Have you noticed that when a high-profile or public figure makes a mistake, the first reaction we have is to call for him to be fired or forced to resign? Let me first clarify that when I say “we,” I mean the collective voice that includes the media, interactions on social media platforms, and personal exchanges at dinner parties and around the water cooler.
It’s one thing to fire someone because of an egregious or highly immoral offense–there are certainly plenty of examples in which job termination is well justified–but our society seems to have a lynch mob mentality rather than a desire to help someone improve or develop as a person. I find this knee-jerk attitude troubling, because it’s creeping into the workplace and squashing the spirit of innovation.
A Primetime Example: NFL Commissioner Goodell
There have been several examples of highly publicized firings and calls for resignations this year in particular, involving high-ranking government officials, CEOs, and professional coaches, among others.

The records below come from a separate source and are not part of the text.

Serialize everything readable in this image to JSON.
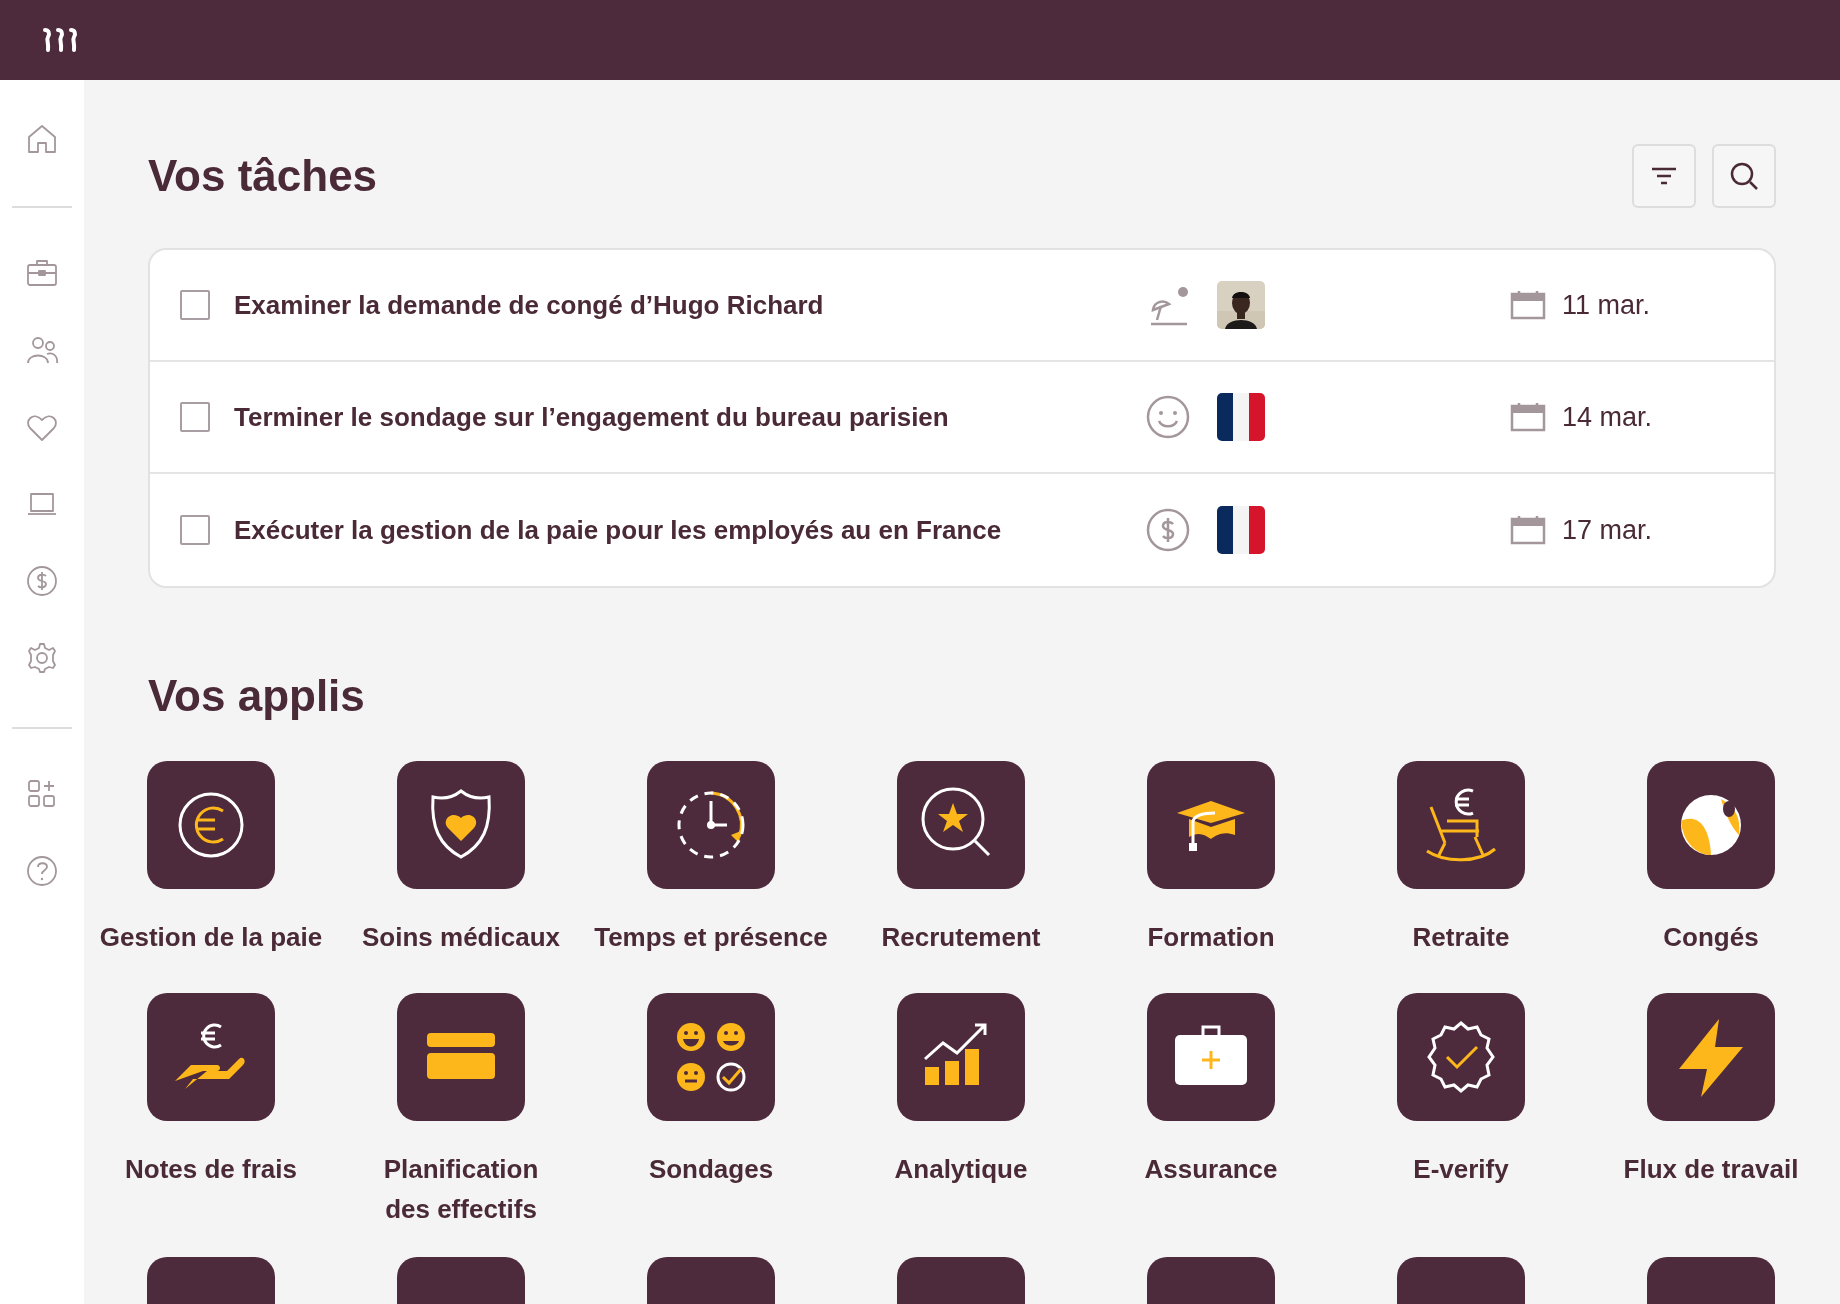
{
  "tasks_section": {
    "title": "Vos tâches"
  },
  "tasks": [
    {
      "text": "Examiner la demande de congé d’Hugo Richard",
      "checked": false,
      "assignee": {
        "kind": "person"
      },
      "date": "11 mar."
    },
    {
      "text": "Terminer le sondage sur l’engagement du bureau parisien",
      "checked": false,
      "assignee": {
        "kind": "flag"
      },
      "date": "14 mar."
    },
    {
      "text": "Exécuter la gestion de la paie pour les employés au en France",
      "checked": false,
      "assignee": {
        "kind": "flag"
      },
      "date": "17 mar."
    }
  ],
  "apps_section": {
    "title": "Vos applis"
  },
  "apps": [
    {
      "label": "Gestion de la paie"
    },
    {
      "label": "Soins médicaux"
    },
    {
      "label": "Temps et présence"
    },
    {
      "label": "Recrutement"
    },
    {
      "label": "Formation"
    },
    {
      "label": "Retraite"
    },
    {
      "label": "Congés"
    },
    {
      "label": "Notes de frais"
    },
    {
      "label": "Planification des effectifs"
    },
    {
      "label": "Sondages"
    },
    {
      "label": "Analytique"
    },
    {
      "label": "Assurance"
    },
    {
      "label": "E-verify"
    },
    {
      "label": "Flux de travail"
    },
    {
      "kind": "cut"
    },
    {
      "kind": "cut"
    },
    {
      "kind": "cut"
    },
    {
      "kind": "cut"
    },
    {
      "kind": "cut"
    },
    {
      "kind": "cut"
    },
    {
      "kind": "cut"
    }
  ]
}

And thanks to social media, even ordinary people caught in unfortunate workplace situations have been thrust into the spotlight and their stories aired for public judge and jury.

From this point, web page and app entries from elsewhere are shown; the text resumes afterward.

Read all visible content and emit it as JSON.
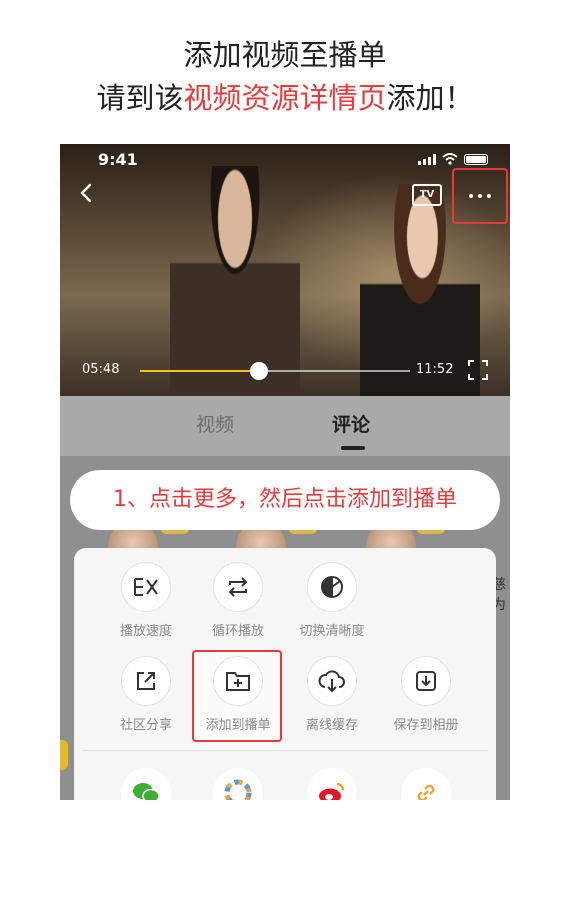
{
  "heading": {
    "line1": "添加视频至播单",
    "line2_prefix": "请到该",
    "line2_highlight": "视频资源详情页",
    "line2_suffix": "添加！"
  },
  "player": {
    "status_time": "9:41",
    "tv_label": "TV",
    "current_time": "05:48",
    "total_time": "11:52",
    "progress": 0.44
  },
  "tabs": [
    {
      "label": "视频",
      "active": false
    },
    {
      "label": "评论",
      "active": true
    }
  ],
  "instruction": "1、点击更多，然后点击添加到播单",
  "side_text": "慈为",
  "actions": {
    "row1": [
      {
        "label": "播放速度",
        "icon": "speed-icon"
      },
      {
        "label": "循环播放",
        "icon": "loop-icon"
      },
      {
        "label": "切换清晰度",
        "icon": "quality-icon"
      }
    ],
    "row2": [
      {
        "label": "社区分享",
        "icon": "share-icon"
      },
      {
        "label": "添加到播单",
        "icon": "add-to-playlist-icon"
      },
      {
        "label": "离线缓存",
        "icon": "cloud-download-icon"
      },
      {
        "label": "保存到相册",
        "icon": "save-to-album-icon"
      }
    ],
    "share_row": [
      {
        "icon": "wechat-icon"
      },
      {
        "icon": "moments-icon"
      },
      {
        "icon": "weibo-icon"
      },
      {
        "icon": "link-icon"
      }
    ]
  },
  "colors": {
    "highlight_red": "#e93b3b",
    "progress_yellow": "#f4c21b"
  }
}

Maybe it’s human nature, but we seem to have a need to symbolize a wrongdoing by holding up a single person to blame. One person has to be held accountable with a price to pay: his job, and worse, his dignity. Even if their employment wasn’t terminated, we run transgressors through the wringer with such force that their reputation is permanently tainted. All over a mistake. Perhaps nothing malicious or even illegal, but an error in judgment or an action that led to an undesirable outcome.
Firing someone is often not only unavoidable but necessary, especially for a continuous lack of performance or offenses that intentionally harm a person or the organization. It might not be as exciting or popular–especially when you’re under pressure to take swift action–but why don’t we talk about helping someone make the necessary changes to become a better employee or leader? We seldom hear all the facts behind a mistake once it’s made public, and that mistake could likely be a result of many decisions made along the way.

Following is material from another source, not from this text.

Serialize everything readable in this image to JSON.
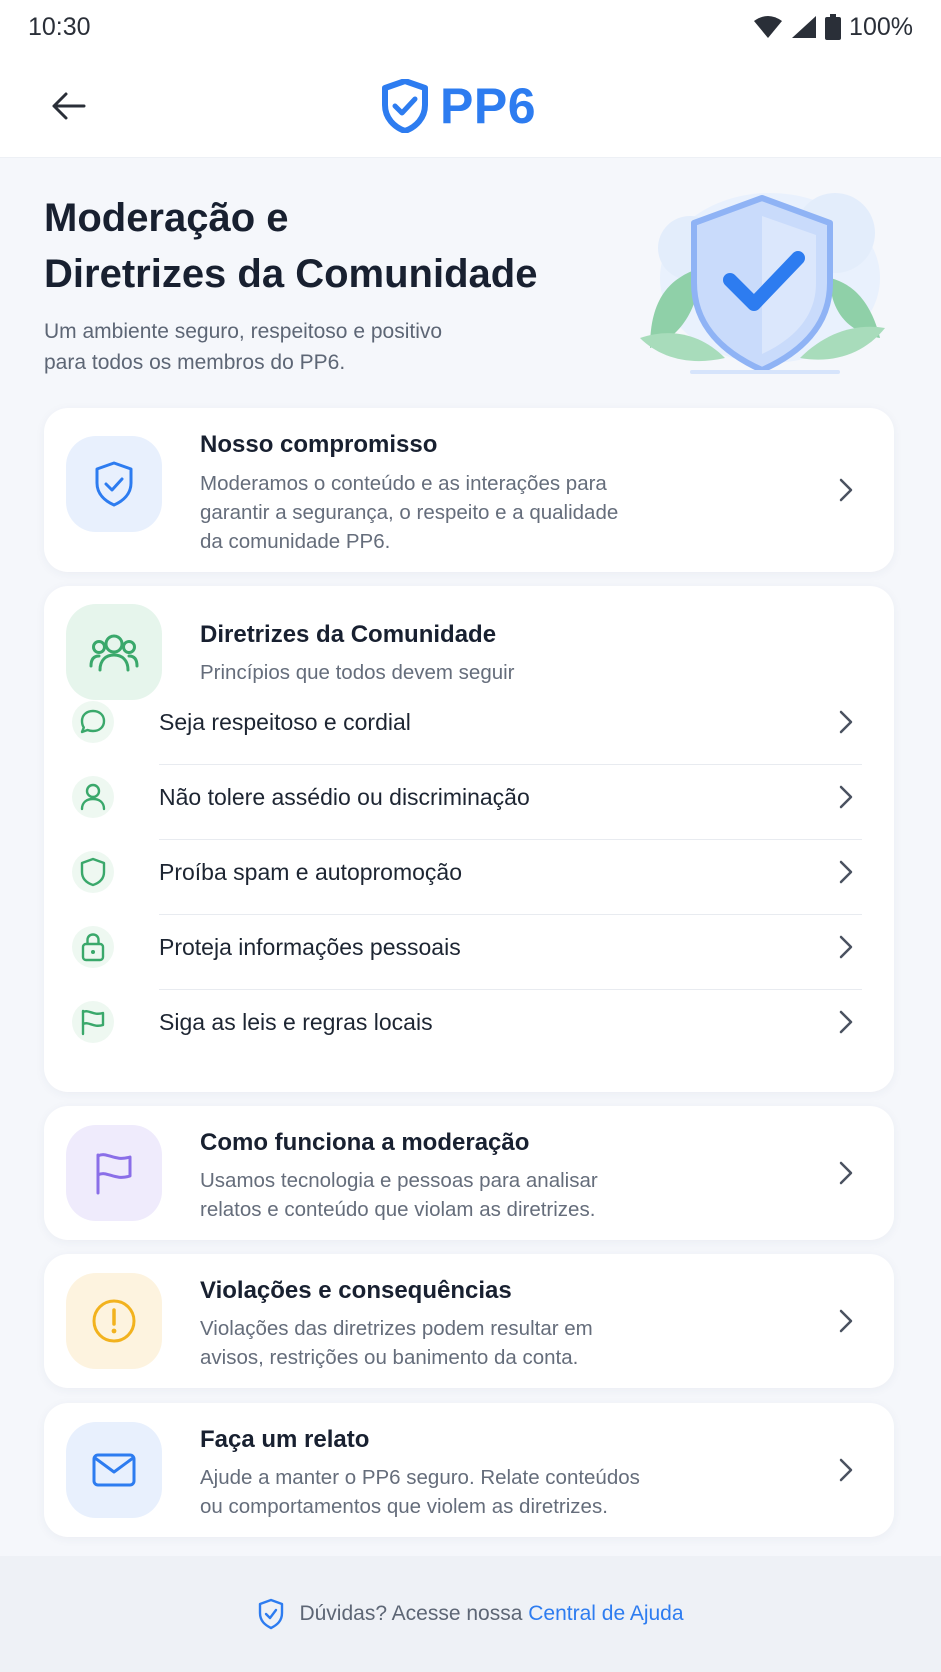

One of the biggest HR-turned-PR scandals this year was NFL Commissioner Roger Goodell’s mismanagement of the Ray Rice domestic violence investigation. I think we can all agree that something as awful as what happened on that video deserved a much more swift and serious punishment than what he initially handed to Rice. But what we don’t know is what role his bosses–the owners of the NFL teams–had in determining the actions taken. Rice was the person who committed the atrocious offense, but we as a society wanted Goodell to be fired along with him. Do you wipe away a lifetime of accomplishments and tear him down based on a case of poor judgment or a bad decision, or do we help him and the NFL learn from the mistake and become better leaders?